Number 79 is prime because it doesn’t have proper factors. In other words, the only factors of 79 are 1 and itself. To be sure of it, we can use the following property.

**If 𝒏 is a natural number, and neither of the prime numbers less than** $$\sqrt n$$ **divides 𝒏, then 𝒏 is a prime number.**

Notice that 79 < 81, thus $$\sqrt{79}\;<\;\sqrt{81}\;=\;9$$. Therefore, the prime numbers less than $$\sqrt{79}$$ are 2, 3, 5 and 7. Moreover,

$$79 = (2\times39) + 1$$

$$79 = (3\times26) + 1$$

$$79 = (5\times15) + 4$$

$$79 = (7\times11) + 2$$

Meaning that neither of the prime numbers 2, 3, 5 nor 7 divides 79. Then, by the property above, 79 is a prime number.

On the other hand, **a prime number of objects cannot be arranged into a rectangular grid with more than one column and more than one row**. This is another way of verifying that 79 is a prime number:

- For example, if we try to arrange 79 stars into a rectangular grid with four rows, one of the columns will be incomplete.

The same happens if we try to arrange 79 stars into a rectangular grid with any number of rows and columns greater than one. - The only way of arranging 79 stars into a rectangular grid, is by having a single row, or a single column. This means that 79 is a prime number!

## Which class of prime number is 79?

Seventy-nine is the 22nd prime number. As we said before, number 97, the reverse of 79, is also prime. Moreover, 79 is the average of the two previous and two next primes:

$$79\;=\;\frac{71+\;73\;+\;83\;+\;89\;}4$$

In fact, 79 is the smallest prime having this property.

Seventy-nine can be classified into many classes of primes numbers. However, as we will see next, it doesn’t belong to any of the three classes that we mention below.

Classes of Prime Numbers | ||
---|---|---|

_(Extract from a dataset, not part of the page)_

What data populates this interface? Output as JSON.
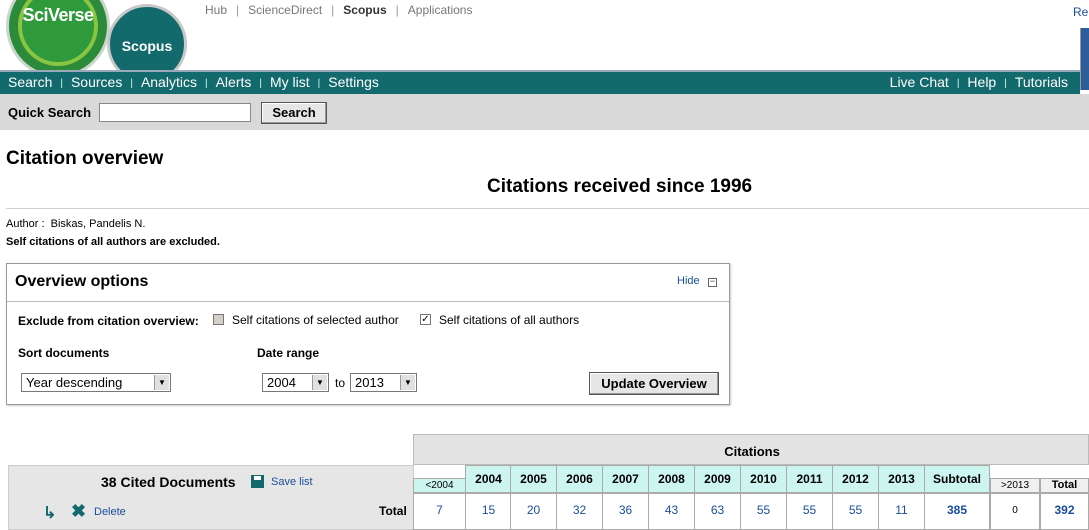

Primoral prime |
It is a prime number of the form $$\operatorname{𝑝}=(\operatorname{𝑝}_1\times\;\operatorname{𝑝}_2\times\;\operatorname{𝑝}_3\times\dots\times\;\operatorname{𝑝}_n)+1,\;or\;\operatorname{𝑝}=(\operatorname{𝑝}_1\times\;\operatorname{𝑝}_2\times\;\operatorname{𝑝}_3\times\dots\times\;\operatorname{𝑝}_n)-1$$ where $$\operatorname{𝑝}_1\times\;\operatorname{𝑝}_2\times\;\operatorname{𝑝}_3\times\dots\times\;\operatorname{𝑝}_n$$ are the first n prime numbers. |
No |

Mersenne prime |
It is a prime number of the form $$\operatorname{𝑝}\;=\;2_n\;-\;1$$ where n is an integer. |
No |

Safe prime |
It is a prime number of the form 2p + 1 where p is also a prime number. | No |

Let’s find out why:

- Using the first three prime numbers 2, 3, and 5 in the primoral formula, we get

$$(2 \times3 \times 5) − 1 = 29$$ and $$(2 \times 3 \times 5) + 1 = 31$$. Using the first four primes 2, 3, 5, and 7, we get

$$(2 \times 3 \times 5 \times 7) − 1 = 209$$ and $$(2 \times 3\times 5 \times 7) + 1 = 211$$. Since the first two of the resulting numbers are less than 79, and the last two are greater than 79, then 79 doesn’t have the form of a primoral prime. - Notice that:

$$2^6\;-\;1=64-1=63$$

$$2^7\;-\;1=128-1=127$$

Therefore, 79 doesn’t have the form of a Mersenne prime. - Recall that 37 and 41 are consecutive prime numbers. Moreover, if we use them in the safe primes formula, we get 2(37) + 1 = 75 and 2(41) + 1 = 83. Since 79 is between

2(37) + 1 and 2(41) + 1, it can’t be a safe prime.

We invite you to read other articles on prime numbers, on our webpage, to find out which other prime numbers belong to these classes.

How do you think is 83 is a prime number?